2. You should NEVER lift a Linkia/Fromia/etc star out of the water into the air. By plucking these animals out of the water, they can get tiny air bubbles trapped in their water vascular system (which allows them to move, i.e. expanding tube feets, etc). The stars have no way of ridding themselves of these bubbles and will often die or slough limbs because of said bubble infestation. Again think of how many hands the star went through. Did the collectors, wholesalers, lfs employees, you take the star out of the water? HOWEVER if a star is healthy and acclimated properly, you will often see it hanging out at the top of your aquarium under the trim, possibly with an arm at or out of the water level. If THEY move themselves out of the water it is OK, they can regulate and compensate their water vascular system to accomodate where they are going(otherwise they would all die during low tide) DONT FREAK OUT!

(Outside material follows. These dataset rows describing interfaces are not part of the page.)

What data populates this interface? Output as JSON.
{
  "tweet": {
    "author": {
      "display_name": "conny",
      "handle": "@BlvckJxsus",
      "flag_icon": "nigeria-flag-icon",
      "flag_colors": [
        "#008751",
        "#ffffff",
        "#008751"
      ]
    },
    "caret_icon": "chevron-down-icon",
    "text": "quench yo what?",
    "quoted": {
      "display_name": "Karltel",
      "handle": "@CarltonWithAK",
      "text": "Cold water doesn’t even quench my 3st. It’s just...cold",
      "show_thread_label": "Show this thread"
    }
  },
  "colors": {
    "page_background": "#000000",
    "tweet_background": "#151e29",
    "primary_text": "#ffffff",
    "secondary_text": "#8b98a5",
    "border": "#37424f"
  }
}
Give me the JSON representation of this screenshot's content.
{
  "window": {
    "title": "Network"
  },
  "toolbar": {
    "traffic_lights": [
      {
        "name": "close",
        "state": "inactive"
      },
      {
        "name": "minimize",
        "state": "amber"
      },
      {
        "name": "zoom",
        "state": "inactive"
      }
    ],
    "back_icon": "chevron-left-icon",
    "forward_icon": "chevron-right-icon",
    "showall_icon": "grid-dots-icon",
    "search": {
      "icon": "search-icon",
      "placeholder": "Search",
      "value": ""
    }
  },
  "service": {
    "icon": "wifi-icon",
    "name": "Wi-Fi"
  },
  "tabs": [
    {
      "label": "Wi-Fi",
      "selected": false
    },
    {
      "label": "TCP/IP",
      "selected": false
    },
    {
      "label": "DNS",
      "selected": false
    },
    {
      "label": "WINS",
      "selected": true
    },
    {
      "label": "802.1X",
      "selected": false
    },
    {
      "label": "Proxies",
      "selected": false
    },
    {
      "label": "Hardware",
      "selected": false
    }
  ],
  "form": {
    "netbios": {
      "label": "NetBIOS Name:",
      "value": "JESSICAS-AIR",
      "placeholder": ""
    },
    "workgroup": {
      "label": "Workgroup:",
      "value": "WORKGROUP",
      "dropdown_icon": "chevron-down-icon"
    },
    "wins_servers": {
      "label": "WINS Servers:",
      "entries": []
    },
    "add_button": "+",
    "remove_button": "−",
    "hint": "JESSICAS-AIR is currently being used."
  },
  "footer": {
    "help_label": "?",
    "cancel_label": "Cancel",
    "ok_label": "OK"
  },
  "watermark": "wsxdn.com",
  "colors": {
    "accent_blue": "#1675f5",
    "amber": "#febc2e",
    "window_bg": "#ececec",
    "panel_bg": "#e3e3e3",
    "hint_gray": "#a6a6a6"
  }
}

3. These animals are often parisitized by numerous worms, bacterial infections, other organisms that seem to affect them only mildly in the wild but have a lethal effect to them in captivity, many times only presenting themselves after months in holding tanks, aquaria, etc. If you absolutely must have a star of the linkia/fromia species, or any star in general, make sure that the star is uniform in color/pattern, has no open lesions, is not expelling its stomach/other organs during non feeding activities, and appears active. You do not want to purchase a star that has irregularities in tissue or that looks otherwise abnormal (with the exception of oddly number or sized legs, this can be a sign that the star dropped an arm in the wild or regrew body/arms from a leg).

4. Finally if you do decide on a healthy appearing individual, take plenty of time to acclimate it to your aquarium. Again these animals are EXTREMELY sensitive to rapid changes in water chemistry, and therefore should be acclimated for a period of 3-4 hours, all while following the above guidelines. (dont expose it to air, touch it, etc). If you absolutely have to handle your star, use a rubber glove, or do what i do at the shop and put a fishbag or ziploc bag over your hand!

Finally, even after following all the guidelines above, it still will not guarantee that your star will survive. Most unhealthy stars available in the trade will perish after about 4 weeks in captivity. This is if any of the above were not met. If you have a star that lasts longer than 4 weeks, you should be in the clear. If you are fortunate to get a healthy specimen, they are amazing animals to witness first hand. We had an orange linkia in our show tank at the shop that actually dropped an arm as a means of reproduction, rather than stress. The dropped arm grew a new body and new arms, and is still alive and kicking in the reef! It is a very cool sight and story to be able to share with customers!

If you are interested in purchasing one of the amazing creatures, do your research. Never purchase a star that has just come in from a shipment, leave it at your LFS for a few weeks and check up on it occasionally. Impulse purchases with these guys often lead to doom. And be sure that your LFS knows about the above criteria for linkia/fromia stars. Say something if the employee starts to reach for the star with bare hands!

Hope this helps, sorry its such a long read!

Cheers~!
jon
 

Dave & Monica

New member
Greatly appreciate your reply. I knew some of the items but not all of what you said. Unfortunately, the star died yesterday. I didn’t touch it, and it looked health at Todd’s fish store, but not everything lives. I had a Flaming clam die eight months ago, and then an anemone that hid and I couldn’t spot feed, and then saw him pass away two months ago as well. Besides that, I’ve had the tank more then a year without any other losses…. I will read next time before I buy â€"œ I couldn’t resist the bright orange color, I need more red, yellow, blue and orange in my tank….. Thanks again.
 

jonthefb

New member
No worries!

sorry to hear that the star didnt make it. glad i could be of some help, after all, thats what we are here for! one heckuva support group
 
Top